## [About this task]
Among these records, which lines include "Roughness"? Copy them out.

## [Records shown]
══════════════════════════════

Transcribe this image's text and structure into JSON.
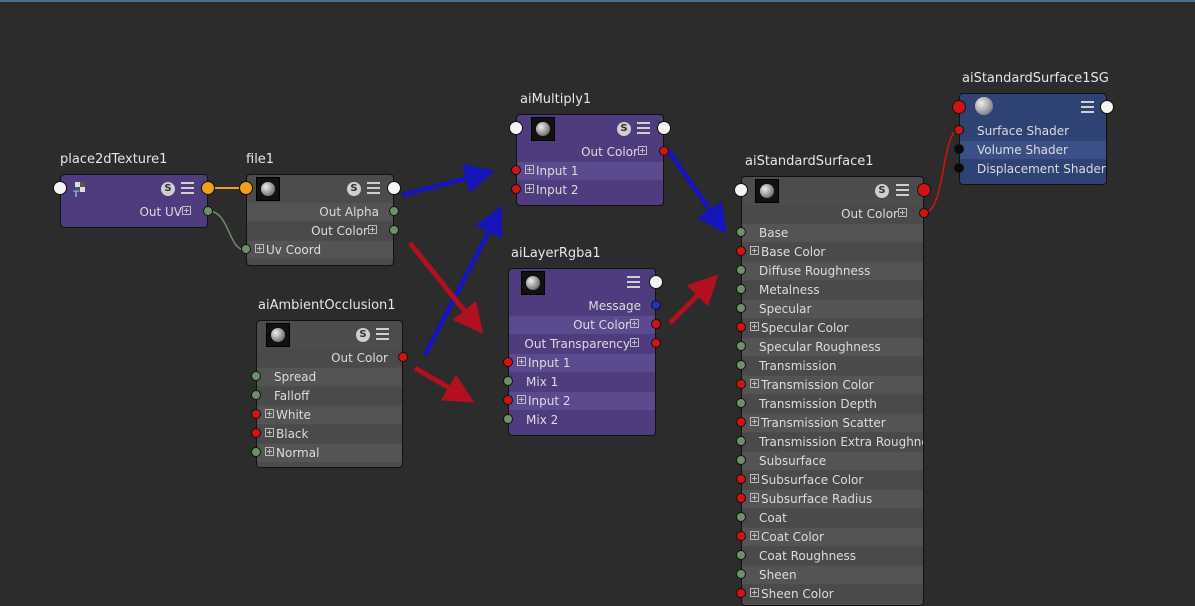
{
  "accent_colors": {
    "gray_node": "#4c4c4c",
    "purple_node": "#4e3c7e",
    "sg_node": "#2f4274",
    "background": "#2c2c2c"
  },
  "nodes": {
    "place2d": {
      "title": "place2dTexture1",
      "s_label": "S",
      "ports": [
        "Out UV"
      ]
    },
    "file": {
      "title": "file1",
      "s_label": "S",
      "ports": [
        "Out Alpha",
        "Out Color",
        "Uv Coord"
      ]
    },
    "ao": {
      "title": "aiAmbientOcclusion1",
      "s_label": "S",
      "ports": [
        "Out Color",
        "Spread",
        "Falloff",
        "White",
        "Black",
        "Normal"
      ]
    },
    "multiply": {
      "title": "aiMultiply1",
      "s_label": "S",
      "ports": [
        "Out Color",
        "Input 1",
        "Input 2"
      ]
    },
    "layer": {
      "title": "aiLayerRgba1",
      "ports": [
        "Message",
        "Out Color",
        "Out Transparency",
        "Input 1",
        "Mix 1",
        "Input 2",
        "Mix 2"
      ]
    },
    "surface": {
      "title": "aiStandardSurface1",
      "s_label": "S",
      "ports": [
        "Out Color",
        "Base",
        "Base Color",
        "Diffuse Roughness",
        "Metalness",
        "Specular",
        "Specular Color",
        "Specular Roughness",
        "Transmission",
        "Transmission Color",
        "Transmission Depth",
        "Transmission Scatter",
        "Transmission Extra Roughness",
        "Subsurface",
        "Subsurface Color",
        "Subsurface Radius",
        "Coat",
        "Coat Color",
        "Coat Roughness",
        "Sheen",
        "Sheen Color"
      ]
    },
    "sg": {
      "title": "aiStandardSurface1SG",
      "ports": [
        "Surface Shader",
        "Volume Shader",
        "Displacement Shader"
      ]
    }
  }
}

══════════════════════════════

## [Result]
        "Diffuse Roughness",
        "Specular Roughness",
        "Transmission Extra Roughness",
        "Coat Roughness",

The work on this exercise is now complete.